Biosimilars use in Europe Posted 25/11/2011

A legal framework for approving biosimilars in the EU was established in 2003 and guidelines for an abbreviated registration process were issued in 2006. However, acceptance and use of biosimilars within Europe varies by country.

The European legal framework means that biosimilars can only be approved centrally via EMA and not nationally. EMA, however, does not make any decision on interchangeability of biosimilars for the originator product; this is made at a national level.

EMA approved the first biosimilar for somatropin (Omnitrope) back in 2006. To date the agency has approved 14 biosimilars for use in the EU, within the product classes of human growth hormone (HGH), granulocyte colony-stimulating factor (G-CSF) and erythropoietin [1].

Some countries, however, have seen only a minor adoption of these biosimilars while others now have biosimilars accounting for the majority of market share for certain therapeutic categories.

Countries with high acceptance of biosimilars include Austria, Germany and Sweden. Germany, in fact, has some of the highest market shares in Europe based upon the implementation of quotas for biosimilar prescribing by physicians, see Table 1. UK, on the other hand, while it has relatively low acceptance of HGH and erythropoietin biosimilars, has the highest level of G-CSF use in Europe.

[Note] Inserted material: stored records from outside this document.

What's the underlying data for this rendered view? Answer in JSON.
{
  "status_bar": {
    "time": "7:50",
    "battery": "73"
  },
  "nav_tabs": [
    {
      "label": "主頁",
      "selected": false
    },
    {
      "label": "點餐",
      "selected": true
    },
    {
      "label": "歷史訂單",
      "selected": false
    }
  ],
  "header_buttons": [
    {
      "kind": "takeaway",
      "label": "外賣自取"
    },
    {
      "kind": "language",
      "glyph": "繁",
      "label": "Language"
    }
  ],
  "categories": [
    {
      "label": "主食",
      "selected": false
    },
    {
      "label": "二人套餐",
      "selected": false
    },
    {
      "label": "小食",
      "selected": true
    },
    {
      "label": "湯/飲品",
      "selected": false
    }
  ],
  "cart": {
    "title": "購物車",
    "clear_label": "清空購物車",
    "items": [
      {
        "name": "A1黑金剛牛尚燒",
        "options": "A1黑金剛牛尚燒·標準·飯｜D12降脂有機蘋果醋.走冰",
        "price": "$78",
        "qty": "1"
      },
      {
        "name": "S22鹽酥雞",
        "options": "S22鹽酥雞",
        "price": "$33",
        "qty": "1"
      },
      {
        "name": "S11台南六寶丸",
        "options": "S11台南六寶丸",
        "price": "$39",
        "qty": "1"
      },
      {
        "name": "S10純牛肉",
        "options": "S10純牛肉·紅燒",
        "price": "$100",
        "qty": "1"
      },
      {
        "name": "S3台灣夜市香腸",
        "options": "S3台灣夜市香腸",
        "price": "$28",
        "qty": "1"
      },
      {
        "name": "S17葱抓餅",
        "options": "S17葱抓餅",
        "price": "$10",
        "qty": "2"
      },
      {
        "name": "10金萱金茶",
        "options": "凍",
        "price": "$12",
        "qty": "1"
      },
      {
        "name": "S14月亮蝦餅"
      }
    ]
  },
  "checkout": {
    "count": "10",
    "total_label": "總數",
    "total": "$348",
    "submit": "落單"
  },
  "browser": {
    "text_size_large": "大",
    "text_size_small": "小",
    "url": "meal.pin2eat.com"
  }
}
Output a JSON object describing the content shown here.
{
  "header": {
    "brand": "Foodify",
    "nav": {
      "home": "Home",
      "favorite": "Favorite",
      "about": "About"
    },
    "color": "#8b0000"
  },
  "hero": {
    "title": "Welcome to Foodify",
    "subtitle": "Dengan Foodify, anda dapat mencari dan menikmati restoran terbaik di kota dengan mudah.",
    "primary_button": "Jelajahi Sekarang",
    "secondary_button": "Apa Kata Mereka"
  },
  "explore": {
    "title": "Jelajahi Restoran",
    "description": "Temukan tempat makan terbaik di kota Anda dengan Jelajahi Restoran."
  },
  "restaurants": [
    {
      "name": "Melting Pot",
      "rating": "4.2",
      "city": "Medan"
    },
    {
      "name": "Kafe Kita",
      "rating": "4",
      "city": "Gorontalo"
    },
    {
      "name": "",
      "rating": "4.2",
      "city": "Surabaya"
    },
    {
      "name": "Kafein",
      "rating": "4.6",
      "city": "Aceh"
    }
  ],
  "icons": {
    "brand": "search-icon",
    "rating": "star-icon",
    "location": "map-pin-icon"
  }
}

Table 1: Use of biosimilars in Europe

Country

Biosimilar share of originator sales (March 2011)

HGH (Q2 2006)*

One biosimilar

Erythropoietin (Q3 2007)*

Five biosimilars

G-CSF (Q3 2008)*

Six biosimilars

Austria

6%

50%

52%

France

20%

11%

42%

Germany

12%

65%

45%

Greece

N/A

67%

53%

Italy

12%

7%

18%

Poland

7%

62%

38%

Romania

34%

58%

77%

Spain

15%

16%

24%

Sweden

21%

63%

45%

UK

4%

9%

80%

EU total

13%

18%

38%

*EU approval date; HGH: human growth hormone; G-CSF: granulocyte colony-stimulating factor; N/A: not applicable.
 Source: IMS MIDAS//MTA Global Database: March 2011, Monthly Sales, Units

It is clearly understood that biosimilars cannot directly substitute the originator products. However, EMA sets high standards for safety and efficacy, which should reassure clinicians and enable them to prescribe biosimilars instead of the originator products.

Erythropoietin biosimilars lead the way as their effects are visible immediately and uptake is therefore good in many countries. One reason for the low uptake of HGH biosimilars in most countries could be due to the fact that it is given primarily to children and effects are visible only over the longer term, so tolerance of risk and reduced efficacy may be lower.

Related article

Market opportunities for biosimilars

Reference

 1. GaBI Online - Generics and Biosimilars Initiative. Biosimilars approved in Europe [www.gabionline.net]. Mol, Belgium: Pro Pharma Communications International; [cited 2011 November 25]. Available from: www.gabionline.net/Biosimilars/General/Biosimilars-approved-in-Europe

Source: Novation

Comments (2)

Response to ‘Quota for biosimilars prescribing will be key driver in increasing biosimilar uptake’ posted 05/08/2013 - by Jodi H, GaBI Online Editorial Office

Dear Dr Pramanik, Thank you for your comment. Please note that we will soon publish such an article in GaBI Journal. Please visit www.gabi-journal.net to keep a look out for upcoming manuscript topics. Best regards, Jodi

Quota for biosimilars prescribing will be key driver in increasing biosimilar uptake posted 10/07/2013 - by Kallal Pramanik, PhD

The quota's on biosimilar prescribing will be one of the key driver for increasing biosimilar uptake. Can anyone shed more light on prevalence of such quota system in European countries. One article on such topic will be very interesting.